    Finally, there are Cards Against Humanity expansions aplenty on DRCards. How do they survive the offensive comment. After all, CAH has had card describing physical violence against named persons (read any of the Glenn Beck cards) but did appologize and pull the "passable transvestites" card as crossing the line. With plenty of CAH expansions left at OBS I think your concern that only what certain kinds of people find offensive (combined with the Fred Hicks/Evil Hat example) will be subject to review.

    Something a conservative leaning, third quadrant (see Pournelle Chart), Eastern Orthodox Navy veteran finds offensive will almost assuredly lead to a response amounting to, "deal with it".

    Just as my Evil Hat purchases have gone down (still haven't bought Dresden Vol. 3 despite being the kind of fan that takes the vacation day when a new novel releases so I can read it) and my Tor Books purchases are flatlined (not hard as only one thing on their schedule appealed to me admittedly) my OBS had gone down when an alternative was possible (hard in RPG space) since the GG card game was pulled. This only strengthens that trend.

  8. @Steve: It would be tiresome to try to list them all, so at some point we have to say "and others" and move on, letting people's common sense do its job.

    A PR hint…selecting only topics that garner large offense to one segment of the social political spectrum and then claiming, "hey, we said 'and others'", is going to lead people not in that segment to think the "and others" applies a lot more whatever else that segment thinks of and not what people outside that segment think of.

    What you have allowed, especially any CAH expansions, only reinforces that opinion.

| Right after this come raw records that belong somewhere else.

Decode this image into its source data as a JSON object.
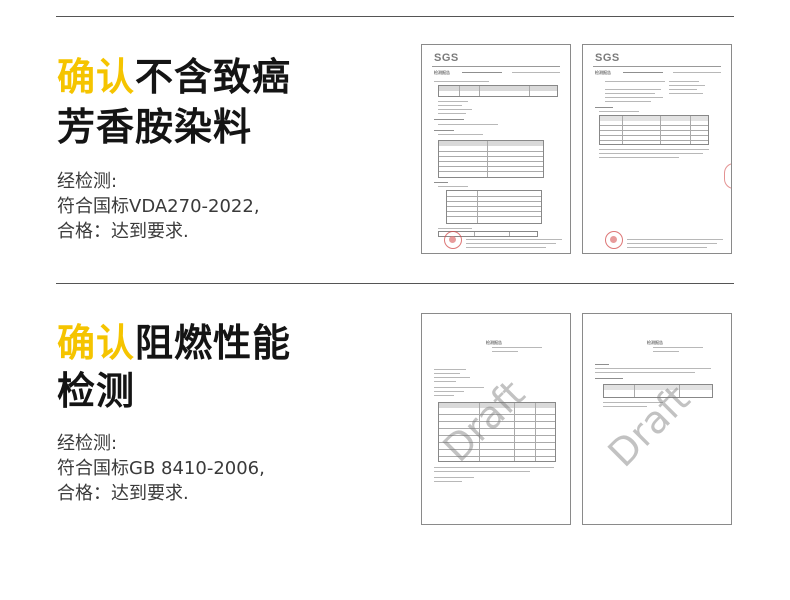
{
  "section1": {
    "title_highlight": "确认",
    "title_rest": "不含致癌",
    "title_line2": "芳香胺染料",
    "desc_line1": "经检测:",
    "desc_line2": "符合国标VDA270-2022,",
    "desc_line3": "合格：达到要求."
  },
  "section2": {
    "title_highlight": "确认",
    "title_rest": "阻燃性能",
    "title_line2": "检测",
    "desc_line1": "经检测:",
    "desc_line2": "符合国标GB 8410-2006,",
    "desc_line3": "合格：达到要求."
  },
  "reports": {
    "sgs_logo": "SGS",
    "report_title": "检测报告",
    "watermark": "Draft"
  },
  "colors": {
    "highlight": "#f5c400",
    "stamp": "#d24a4a"
  }
}
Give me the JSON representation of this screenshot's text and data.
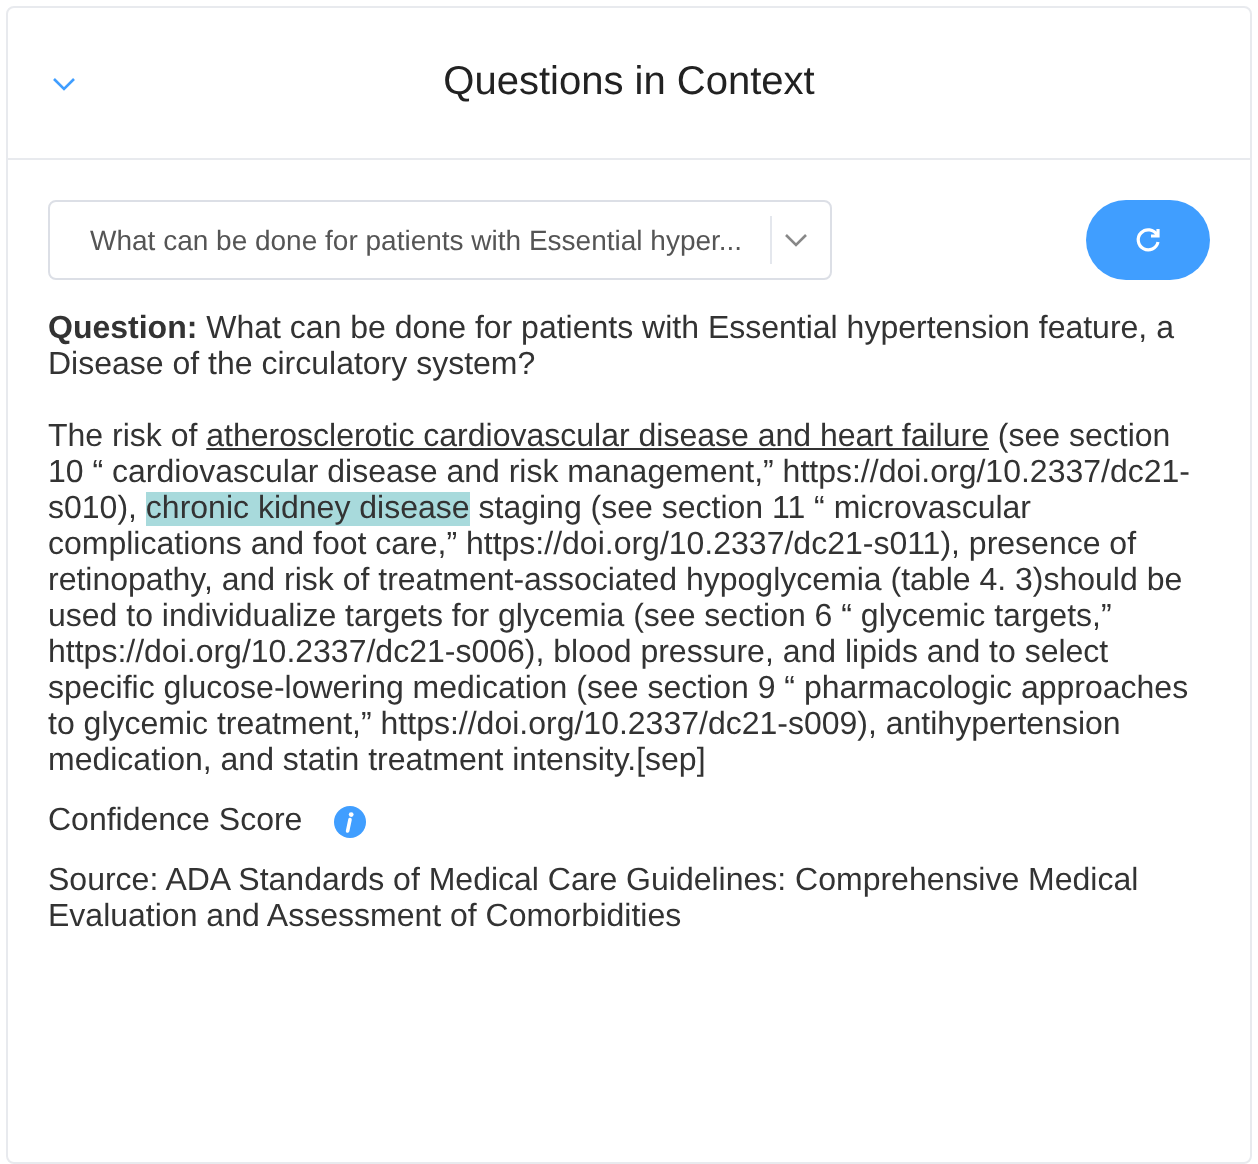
{
  "header": {
    "title": "Questions in Context",
    "expanded": true
  },
  "question_select": {
    "value": "What can be done for patients with Essential hyper..."
  },
  "question": {
    "label": "Question:",
    "text": "What can be done for patients with Essential hypertension feature, a Disease of the circulatory system?"
  },
  "answer": [
    {
      "kind": "plain",
      "text": "The risk of "
    },
    {
      "kind": "underline",
      "text": "atherosclerotic cardiovascular disease and heart failure"
    },
    {
      "kind": "plain",
      "text": " (see section 10 “ cardiovascular disease and risk management,” https://doi.org/10.2337/dc21-s010), "
    },
    {
      "kind": "highlight",
      "text": "chronic kidney disease"
    },
    {
      "kind": "plain",
      "text": " staging (see section 11 “ microvascular complications and foot care,” https://doi.org/10.2337/dc21-s011), presence of retinopathy, and risk of treatment-associated hypoglycemia (table 4. 3)should be used to individualize targets for glycemia (see section 6 “ glycemic targets,” https://doi.org/10.2337/dc21-s006), blood pressure, and lipids and to select specific glucose-lowering medication (see section 9 “ pharmacologic approaches to glycemic treatment,” https://doi.org/10.2337/dc21-s009), antihypertension medication, and statin treatment intensity.[sep]"
    }
  ],
  "confidence": {
    "label": "Confidence Score"
  },
  "source": "Source: ADA Standards of Medical Care Guidelines: Comprehensive Medical Evaluation and Assessment of Comorbidities"
}
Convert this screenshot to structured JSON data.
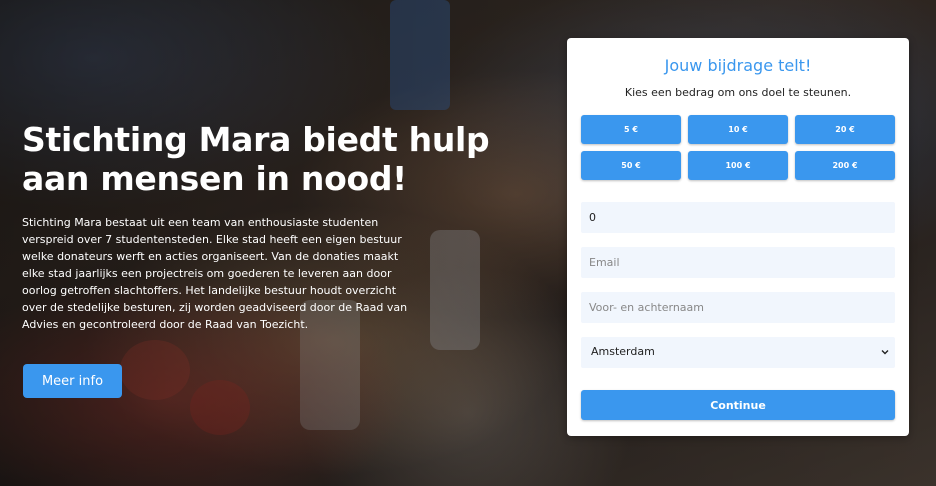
{
  "hero": {
    "headline": "Stichting Mara biedt hulp aan mensen in nood!",
    "description": "Stichting Mara bestaat uit een team van enthousiaste studenten verspreid over 7 studentensteden. Elke stad heeft een eigen bestuur welke donateurs werft en acties organiseert. Van de donaties maakt elke stad jaarlijks een projectreis om goederen te leveren aan door oorlog getroffen slachtoffers. Het landelijke bestuur houdt overzicht over de stedelijke besturen, zij worden geadviseerd door de Raad van Advies en gecontroleerd door de Raad van Toezicht.",
    "more_info_label": "Meer info"
  },
  "donation_form": {
    "title": "Jouw bijdrage telt!",
    "subtitle": "Kies een bedrag om ons doel te steunen.",
    "amounts": [
      "5 €",
      "10 €",
      "20 €",
      "50 €",
      "100 €",
      "200 €"
    ],
    "amount_value": "0",
    "email_placeholder": "Email",
    "name_placeholder": "Voor- en achternaam",
    "city_selected": "Amsterdam",
    "continue_label": "Continue"
  },
  "colors": {
    "accent": "#3a97ee",
    "field_background": "#f1f6fd"
  },
  "icons": {
    "select_arrow": "chevron-down-icon"
  }
}
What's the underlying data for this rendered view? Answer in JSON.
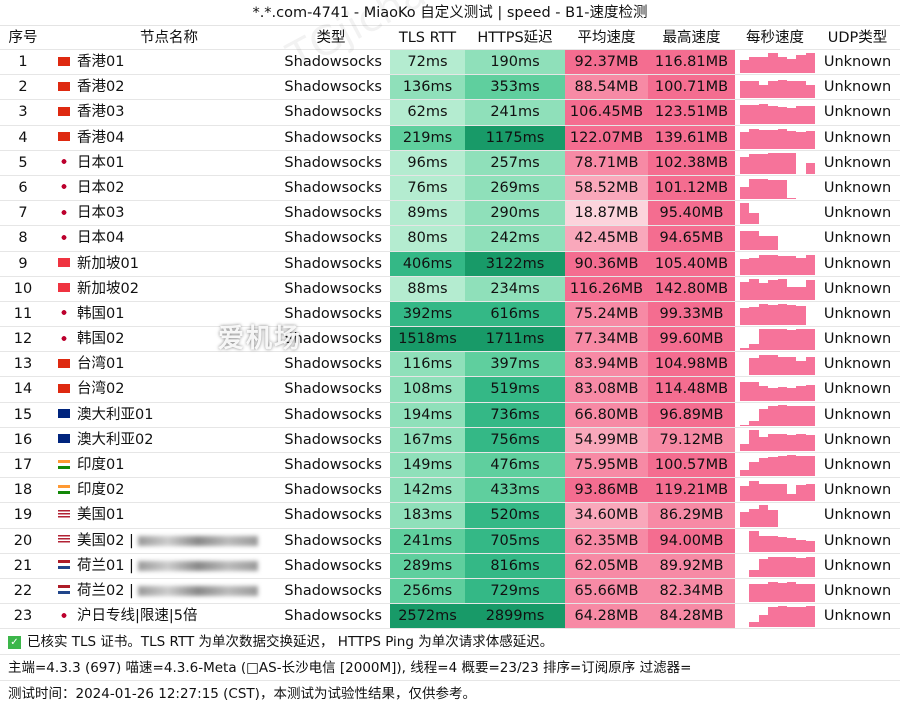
{
  "title": "*.*.com-4741 - MiaoKo 自定义测试 | speed - B1-速度检测",
  "headers": [
    "序号",
    "节点名称",
    "类型",
    "TLS RTT",
    "HTTPS延迟",
    "平均速度",
    "最高速度",
    "每秒速度",
    "UDP类型"
  ],
  "flag_colors": {
    "hk": "#de2910",
    "jp": "#ffffff",
    "sg": "#ef3340",
    "kr": "#ffffff",
    "tw": "#de2910",
    "au": "#00247d",
    "in": "#ff9933",
    "us": "#b22234",
    "nl": "#21468b"
  },
  "rows": [
    {
      "no": "1",
      "flag": "hk",
      "name": "香港01",
      "type": "Shadowsocks",
      "tls": "72ms",
      "https": "190ms",
      "avg": "92.37MB",
      "max": "116.81MB",
      "udp": "Unknown",
      "spark": [
        0.6,
        0.75,
        0.75,
        0.9,
        0.75,
        0.65,
        0.8,
        0.9
      ]
    },
    {
      "no": "2",
      "flag": "hk",
      "name": "香港02",
      "type": "Shadowsocks",
      "tls": "136ms",
      "https": "353ms",
      "avg": "88.54MB",
      "max": "100.71MB",
      "udp": "Unknown",
      "spark": [
        0.8,
        0.8,
        0.6,
        0.8,
        0.85,
        0.8,
        0.8,
        0.6
      ]
    },
    {
      "no": "3",
      "flag": "hk",
      "name": "香港03",
      "type": "Shadowsocks",
      "tls": "62ms",
      "https": "241ms",
      "avg": "106.45MB",
      "max": "123.51MB",
      "udp": "Unknown",
      "spark": [
        0.85,
        0.85,
        0.9,
        0.8,
        0.75,
        0.7,
        0.8,
        0.8
      ]
    },
    {
      "no": "4",
      "flag": "hk",
      "name": "香港04",
      "type": "Shadowsocks",
      "tls": "219ms",
      "https": "1175ms",
      "avg": "122.07MB",
      "max": "139.61MB",
      "udp": "Unknown",
      "spark": [
        0.75,
        0.9,
        0.85,
        0.85,
        0.9,
        0.8,
        0.75,
        0.8
      ]
    },
    {
      "no": "5",
      "flag": "jp",
      "name": "日本01",
      "type": "Shadowsocks",
      "tls": "96ms",
      "https": "257ms",
      "avg": "78.71MB",
      "max": "102.38MB",
      "udp": "Unknown",
      "spark": [
        0.75,
        0.9,
        0.9,
        0.95,
        0.95,
        0.95,
        0,
        0.5
      ]
    },
    {
      "no": "6",
      "flag": "jp",
      "name": "日本02",
      "type": "Shadowsocks",
      "tls": "76ms",
      "https": "269ms",
      "avg": "58.52MB",
      "max": "101.12MB",
      "udp": "Unknown",
      "spark": [
        0.55,
        0.9,
        0.9,
        0.85,
        0.85,
        0.05,
        0,
        0
      ]
    },
    {
      "no": "7",
      "flag": "jp",
      "name": "日本03",
      "type": "Shadowsocks",
      "tls": "89ms",
      "https": "290ms",
      "avg": "18.87MB",
      "max": "95.40MB",
      "udp": "Unknown",
      "spark": [
        0.95,
        0.5,
        0,
        0,
        0,
        0,
        0,
        0
      ]
    },
    {
      "no": "8",
      "flag": "jp",
      "name": "日本04",
      "type": "Shadowsocks",
      "tls": "80ms",
      "https": "242ms",
      "avg": "42.45MB",
      "max": "94.65MB",
      "udp": "Unknown",
      "spark": [
        0.85,
        0.85,
        0.6,
        0.6,
        0,
        0,
        0,
        0
      ]
    },
    {
      "no": "9",
      "flag": "sg",
      "name": "新加坡01",
      "type": "Shadowsocks",
      "tls": "406ms",
      "https": "3122ms",
      "avg": "90.36MB",
      "max": "105.40MB",
      "udp": "Unknown",
      "spark": [
        0.7,
        0.75,
        0.9,
        0.9,
        0.85,
        0.85,
        0.75,
        0.9
      ]
    },
    {
      "no": "10",
      "flag": "sg",
      "name": "新加坡02",
      "type": "Shadowsocks",
      "tls": "88ms",
      "https": "234ms",
      "avg": "116.26MB",
      "max": "142.80MB",
      "udp": "Unknown",
      "spark": [
        0.8,
        0.95,
        0.75,
        0.9,
        0.95,
        0.6,
        0.6,
        0.9
      ]
    },
    {
      "no": "11",
      "flag": "kr",
      "name": "韩国01",
      "type": "Shadowsocks",
      "tls": "392ms",
      "https": "616ms",
      "avg": "75.24MB",
      "max": "99.33MB",
      "udp": "Unknown",
      "spark": [
        0.75,
        0.8,
        0.95,
        0.9,
        0.95,
        0.9,
        0.85,
        0
      ]
    },
    {
      "no": "12",
      "flag": "kr",
      "name": "韩国02",
      "type": "Shadowsocks",
      "tls": "1518ms",
      "https": "1711ms",
      "avg": "77.34MB",
      "max": "99.60MB",
      "udp": "Unknown",
      "spark": [
        0.1,
        0.3,
        0.95,
        0.95,
        0.95,
        0.9,
        0.95,
        0.95
      ]
    },
    {
      "no": "13",
      "flag": "tw",
      "name": "台湾01",
      "type": "Shadowsocks",
      "tls": "116ms",
      "https": "397ms",
      "avg": "83.94MB",
      "max": "104.98MB",
      "udp": "Unknown",
      "spark": [
        0,
        0.8,
        0.9,
        0.9,
        0.85,
        0.85,
        0.65,
        0.85
      ]
    },
    {
      "no": "14",
      "flag": "tw",
      "name": "台湾02",
      "type": "Shadowsocks",
      "tls": "108ms",
      "https": "519ms",
      "avg": "83.08MB",
      "max": "114.48MB",
      "udp": "Unknown",
      "spark": [
        0.85,
        0.85,
        0.65,
        0.55,
        0.6,
        0.55,
        0.65,
        0.7
      ]
    },
    {
      "no": "15",
      "flag": "au",
      "name": "澳大利亚01",
      "type": "Shadowsocks",
      "tls": "194ms",
      "https": "736ms",
      "avg": "66.80MB",
      "max": "96.89MB",
      "udp": "Unknown",
      "spark": [
        0.05,
        0.2,
        0.75,
        0.9,
        0.95,
        0.9,
        0.9,
        0.9
      ]
    },
    {
      "no": "16",
      "flag": "au",
      "name": "澳大利亚02",
      "type": "Shadowsocks",
      "tls": "167ms",
      "https": "756ms",
      "avg": "54.99MB",
      "max": "79.12MB",
      "udp": "Unknown",
      "spark": [
        0.3,
        0.95,
        0.65,
        0.75,
        0.75,
        0.7,
        0.75,
        0.7
      ]
    },
    {
      "no": "17",
      "flag": "in",
      "name": "印度01",
      "type": "Shadowsocks",
      "tls": "149ms",
      "https": "476ms",
      "avg": "75.95MB",
      "max": "100.57MB",
      "udp": "Unknown",
      "spark": [
        0.3,
        0.65,
        0.8,
        0.85,
        0.9,
        0.95,
        0.9,
        0.9
      ]
    },
    {
      "no": "18",
      "flag": "in",
      "name": "印度02",
      "type": "Shadowsocks",
      "tls": "142ms",
      "https": "433ms",
      "avg": "93.86MB",
      "max": "119.21MB",
      "udp": "Unknown",
      "spark": [
        0.7,
        0.9,
        0.8,
        0.8,
        0.8,
        0.35,
        0.75,
        0.8
      ]
    },
    {
      "no": "19",
      "flag": "us",
      "name": "美国01",
      "type": "Shadowsocks",
      "tls": "183ms",
      "https": "520ms",
      "avg": "34.60MB",
      "max": "86.29MB",
      "udp": "Unknown",
      "spark": [
        0.65,
        0.8,
        0.95,
        0.75,
        0,
        0,
        0,
        0
      ]
    },
    {
      "no": "20",
      "flag": "us",
      "name": "美国02 |",
      "type": "Shadowsocks",
      "tls": "241ms",
      "https": "705ms",
      "avg": "62.35MB",
      "max": "94.00MB",
      "udp": "Unknown",
      "spark": [
        0,
        0.95,
        0.7,
        0.7,
        0.65,
        0.6,
        0.55,
        0.5
      ]
    },
    {
      "no": "21",
      "flag": "nl",
      "name": "荷兰01 |",
      "type": "Shadowsocks",
      "tls": "289ms",
      "https": "816ms",
      "avg": "62.05MB",
      "max": "89.92MB",
      "udp": "Unknown",
      "spark": [
        0,
        0.3,
        0.8,
        0.9,
        0.9,
        0.9,
        0.85,
        0.9
      ]
    },
    {
      "no": "22",
      "flag": "nl",
      "name": "荷兰02 |",
      "type": "Shadowsocks",
      "tls": "256ms",
      "https": "729ms",
      "avg": "65.66MB",
      "max": "82.34MB",
      "udp": "Unknown",
      "spark": [
        0,
        0.8,
        0.8,
        0.9,
        0.85,
        0.9,
        0.8,
        0.8
      ]
    },
    {
      "no": "23",
      "flag": "jp",
      "name": "沪日专线|限速|5倍",
      "type": "Shadowsocks",
      "tls": "2572ms",
      "https": "2899ms",
      "avg": "64.28MB",
      "max": "84.28MB",
      "udp": "Unknown",
      "spark": [
        0,
        0.25,
        0.55,
        0.9,
        0.95,
        0.9,
        0.9,
        0.95
      ]
    }
  ],
  "footer": {
    "line1": "已核实 TLS 证书。TLS RTT 为单次数据交换延迟， HTTPS Ping 为单次请求体感延迟。",
    "line2": "主端=4.3.3 (697) 喵速=4.3.6-Meta (□AS-长沙电信 [2000M]), 线程=4 概要=23/23 排序=订阅原序 过滤器=",
    "line3": "测试时间：2024-01-26 12:27:15 (CST)，本测试为试验性结果，仅供参考。"
  },
  "watermark": "爱机场",
  "colors": {
    "green_scale": [
      "#b4ecd0",
      "#8fe0ba",
      "#5fcf9e",
      "#34b886",
      "#189a68"
    ],
    "pink_scale": [
      "#fcd4dc",
      "#f9a8bb",
      "#f78aa5",
      "#f46d90"
    ],
    "spark": "#f6739a"
  }
}
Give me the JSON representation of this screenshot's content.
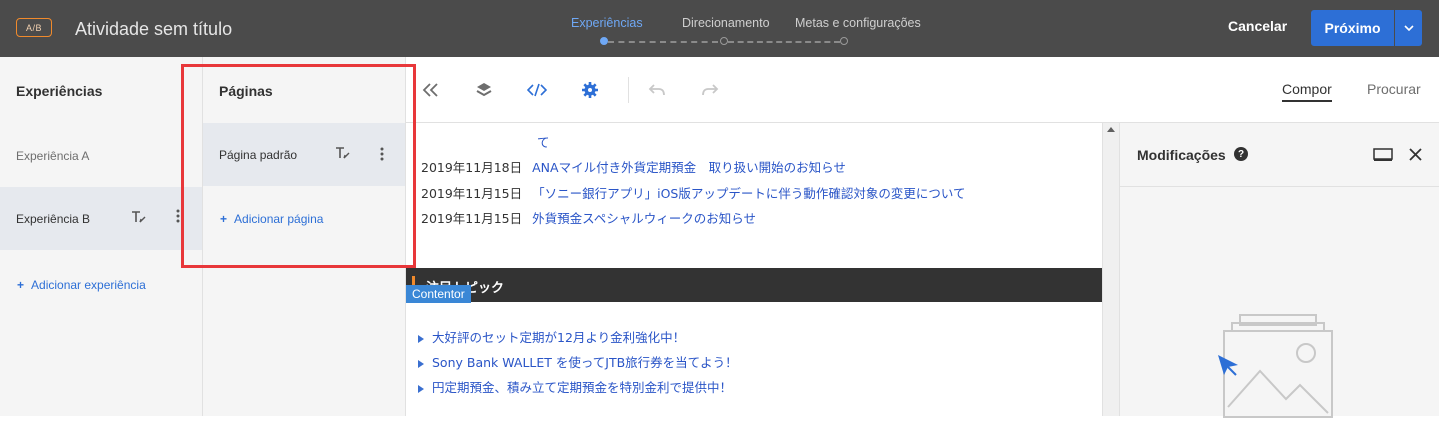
{
  "header": {
    "badge": "A/B",
    "title": "Atividade sem título",
    "steps": [
      "Experiências",
      "Direcionamento",
      "Metas e configurações"
    ],
    "cancel_label": "Cancelar",
    "next_label": "Próximo"
  },
  "experiences": {
    "title": "Experiências",
    "items": [
      {
        "label": "Experiência A"
      },
      {
        "label": "Experiência B"
      }
    ],
    "add_label": "Adicionar experiência"
  },
  "pages": {
    "title": "Páginas",
    "items": [
      {
        "label": "Página padrão"
      }
    ],
    "add_label": "Adicionar página"
  },
  "toolbar": {
    "tabs": [
      "Compor",
      "Procurar"
    ]
  },
  "content": {
    "partial_line": "て",
    "news": [
      {
        "date": "2019年11月18日",
        "text": "ANAマイル付き外貨定期預金　取り扱い開始のお知らせ"
      },
      {
        "date": "2019年11月15日",
        "text": "「ソニー銀行アプリ」iOS版アップデートに伴う動作確認対象の変更について"
      },
      {
        "date": "2019年11月15日",
        "text": "外貨預金スペシャルウィークのお知らせ"
      }
    ],
    "topic_title": "注目トピック",
    "container_tag": "Contentor",
    "bullets": [
      "大好評のセット定期が12月より金利強化中！",
      "Sony Bank WALLET を使ってJTB旅行券を当てよう！",
      "円定期預金、積み立て定期預金を特別金利で提供中！"
    ]
  },
  "modifications": {
    "title": "Modificações"
  },
  "colors": {
    "header_bg": "#4b4b4b",
    "accent_blue": "#2d6fd6",
    "highlight_red": "#e8373a",
    "badge_orange": "#f08a2c"
  }
}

  9. That system, while ok(it doesnt automaticallly suspend the product just for being flagged), still open to abuse. One disgruntled gamer can spend a day or days flagging one publishers products for review over and over again……with no recourse.

Comments are closed.